An exact, complete copy of the entries is what is needed.

-------

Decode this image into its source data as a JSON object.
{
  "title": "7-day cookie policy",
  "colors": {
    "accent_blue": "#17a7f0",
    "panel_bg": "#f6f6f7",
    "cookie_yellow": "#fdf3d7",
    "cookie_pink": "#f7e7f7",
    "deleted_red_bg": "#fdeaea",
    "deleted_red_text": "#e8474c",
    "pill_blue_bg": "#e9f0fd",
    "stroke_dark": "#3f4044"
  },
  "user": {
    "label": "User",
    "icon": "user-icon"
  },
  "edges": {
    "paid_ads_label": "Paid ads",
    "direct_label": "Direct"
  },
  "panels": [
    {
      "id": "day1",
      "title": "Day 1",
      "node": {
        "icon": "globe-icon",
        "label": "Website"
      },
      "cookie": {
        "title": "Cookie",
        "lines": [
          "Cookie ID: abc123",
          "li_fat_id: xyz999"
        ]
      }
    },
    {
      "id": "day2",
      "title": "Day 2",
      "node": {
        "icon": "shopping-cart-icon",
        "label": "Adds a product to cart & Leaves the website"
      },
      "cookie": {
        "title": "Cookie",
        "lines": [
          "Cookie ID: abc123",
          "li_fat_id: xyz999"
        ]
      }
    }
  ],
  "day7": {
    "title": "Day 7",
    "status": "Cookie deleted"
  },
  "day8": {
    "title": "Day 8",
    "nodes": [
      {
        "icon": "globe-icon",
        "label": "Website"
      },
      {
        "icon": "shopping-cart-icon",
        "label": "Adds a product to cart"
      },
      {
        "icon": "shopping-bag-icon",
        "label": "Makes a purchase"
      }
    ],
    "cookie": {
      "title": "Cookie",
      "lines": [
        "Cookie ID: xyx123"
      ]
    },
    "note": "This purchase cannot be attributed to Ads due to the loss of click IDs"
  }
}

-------

→ **Written reply**:
Decode this image into its source data as a JSON object.
{
  "title": "7-day cookie policy",
  "colors": {
    "accent_blue": "#17a7f0",
    "panel_bg": "#f6f6f7",
    "cookie_yellow": "#fdf3d7",
    "cookie_pink": "#f7e7f7",
    "deleted_red_bg": "#fdeaea",
    "deleted_red_text": "#e8474c",
    "pill_blue_bg": "#e9f0fd",
    "stroke_dark": "#3f4044"
  },
  "user": {
    "label": "User",
    "icon": "user-icon"
  },
  "edges": {
    "paid_ads_label": "Paid ads",
    "direct_label": "Direct"
  },
  "panels": [
    {
      "id": "day1",
      "title": "Day 1",
      "node": {
        "icon": "globe-icon",
        "label": "Website"
      },
      "cookie": {
        "title": "Cookie",
        "lines": [
          "Cookie ID: abc123",
          "li_fat_id: xyz999"
        ]
      }
    },
    {
      "id": "day2",
      "title": "Day 2",
      "node": {
        "icon": "shopping-cart-icon",
        "label": "Adds a product to cart & Leaves the website"
      },
      "cookie": {
        "title": "Cookie",
        "lines": [
          "Cookie ID: abc123",
          "li_fat_id: xyz999"
        ]
      }
    }
  ],
  "day7": {
    "title": "Day 7",
    "status": "Cookie deleted"
  },
  "day8": {
    "title": "Day 8",
    "nodes": [
      {
        "icon": "globe-icon",
        "label": "Website"
      },
      {
        "icon": "shopping-cart-icon",
        "label": "Adds a product to cart"
      },
      {
        "icon": "shopping-bag-icon",
        "label": "Makes a purchase"
      }
    ],
    "cookie": {
      "title": "Cookie",
      "lines": [
        "Cookie ID: xyx123"
      ]
    },
    "note": "This purchase cannot be attributed to Ads due to the loss of click IDs"
  }
}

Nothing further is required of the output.